# TASK ITEM:
With the pictures excluded, repeat every entry exactly.

# Records drawn from a dataset:
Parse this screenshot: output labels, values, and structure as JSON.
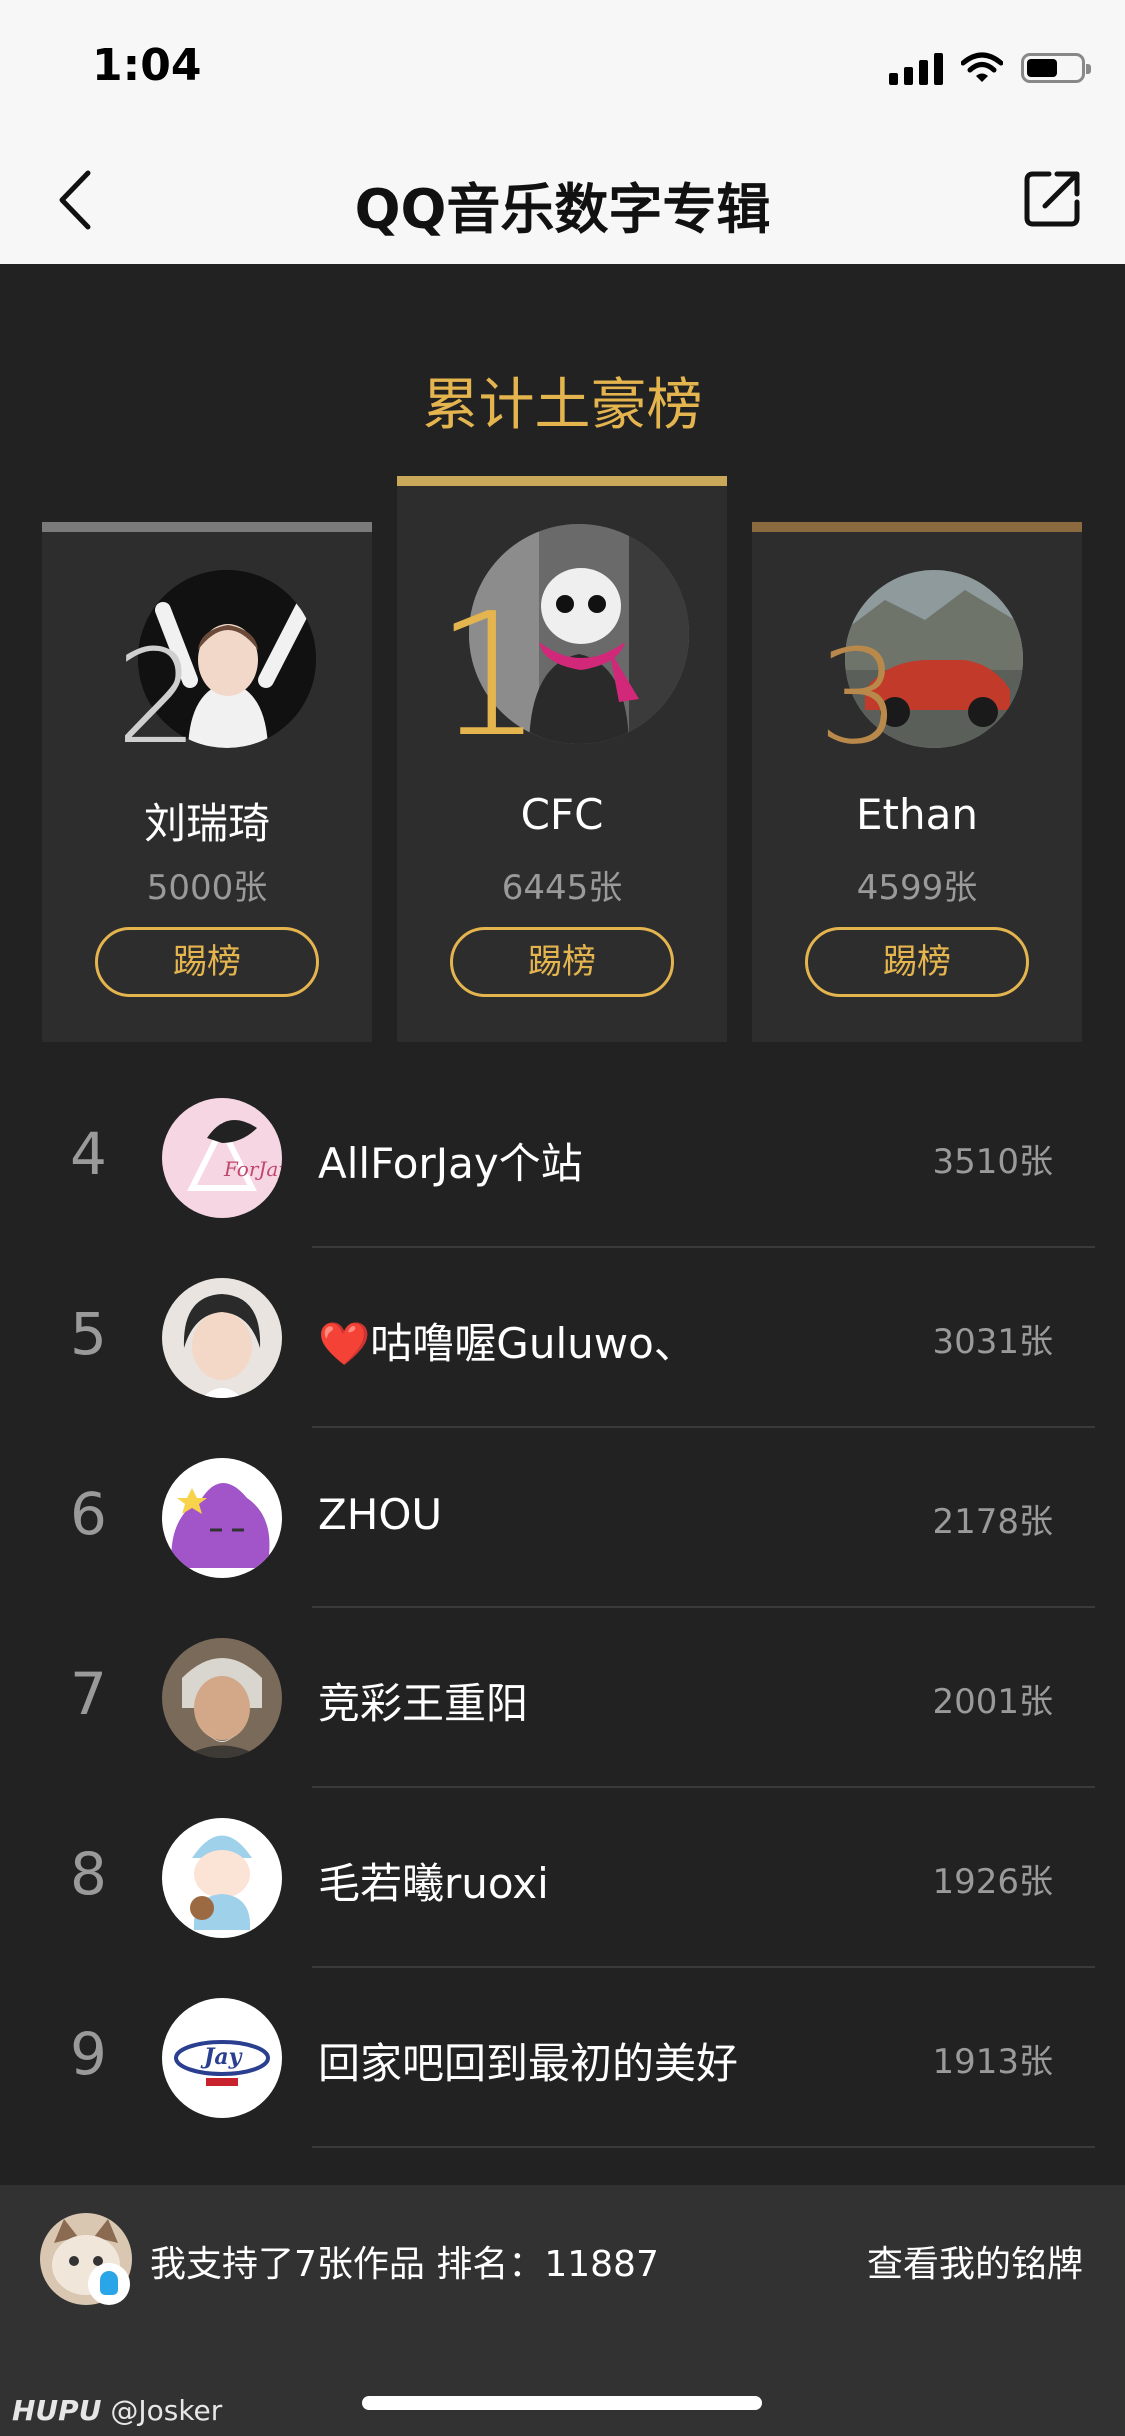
{
  "status": {
    "time": "1:04"
  },
  "nav": {
    "title": "QQ音乐数字专辑"
  },
  "board": {
    "title": "累计土豪榜",
    "kick_label": "踢榜",
    "top3": [
      {
        "rank": "2",
        "name": "刘瑞琦",
        "count": "5000张",
        "accent": "#7a7a7a"
      },
      {
        "rank": "1",
        "name": "CFC",
        "count": "6445张",
        "accent": "#c9a85a"
      },
      {
        "rank": "3",
        "name": "Ethan",
        "count": "4599张",
        "accent": "#8a6a3e"
      }
    ]
  },
  "list": [
    {
      "rank": "4",
      "name": "AllForJay个站",
      "count": "3510张"
    },
    {
      "rank": "5",
      "name": "❤️咕噜喔Guluwo、",
      "count": "3031张"
    },
    {
      "rank": "6",
      "name": "ZHOU",
      "count": "2178张"
    },
    {
      "rank": "7",
      "name": "竞彩王重阳",
      "count": "2001张"
    },
    {
      "rank": "8",
      "name": "毛若曦ruoxi",
      "count": "1926张"
    },
    {
      "rank": "9",
      "name": "回家吧回到最初的美好",
      "count": "1913张"
    }
  ],
  "footer": {
    "summary": "我支持了7张作品 排名：11887",
    "link": "查看我的铭牌"
  },
  "watermark": {
    "brand": "HUPU",
    "user": "@Josker"
  },
  "colors": {
    "gold": "#e4b44f",
    "background": "#222222",
    "card": "#2d2d2d"
  }
}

# TASK SOLUTION:
Parse this screenshot: output labels, values, and structure as JSON.
{
  "status": {
    "time": "1:04"
  },
  "nav": {
    "title": "QQ音乐数字专辑"
  },
  "board": {
    "title": "累计土豪榜",
    "kick_label": "踢榜",
    "top3": [
      {
        "rank": "2",
        "name": "刘瑞琦",
        "count": "5000张",
        "accent": "#7a7a7a"
      },
      {
        "rank": "1",
        "name": "CFC",
        "count": "6445张",
        "accent": "#c9a85a"
      },
      {
        "rank": "3",
        "name": "Ethan",
        "count": "4599张",
        "accent": "#8a6a3e"
      }
    ]
  },
  "list": [
    {
      "rank": "4",
      "name": "AllForJay个站",
      "count": "3510张"
    },
    {
      "rank": "5",
      "name": "❤️咕噜喔Guluwo、",
      "count": "3031张"
    },
    {
      "rank": "6",
      "name": "ZHOU",
      "count": "2178张"
    },
    {
      "rank": "7",
      "name": "竞彩王重阳",
      "count": "2001张"
    },
    {
      "rank": "8",
      "name": "毛若曦ruoxi",
      "count": "1926张"
    },
    {
      "rank": "9",
      "name": "回家吧回到最初的美好",
      "count": "1913张"
    }
  ],
  "footer": {
    "summary": "我支持了7张作品 排名：11887",
    "link": "查看我的铭牌"
  },
  "watermark": {
    "brand": "HUPU",
    "user": "@Josker"
  },
  "colors": {
    "gold": "#e4b44f",
    "background": "#222222",
    "card": "#2d2d2d"
  }
}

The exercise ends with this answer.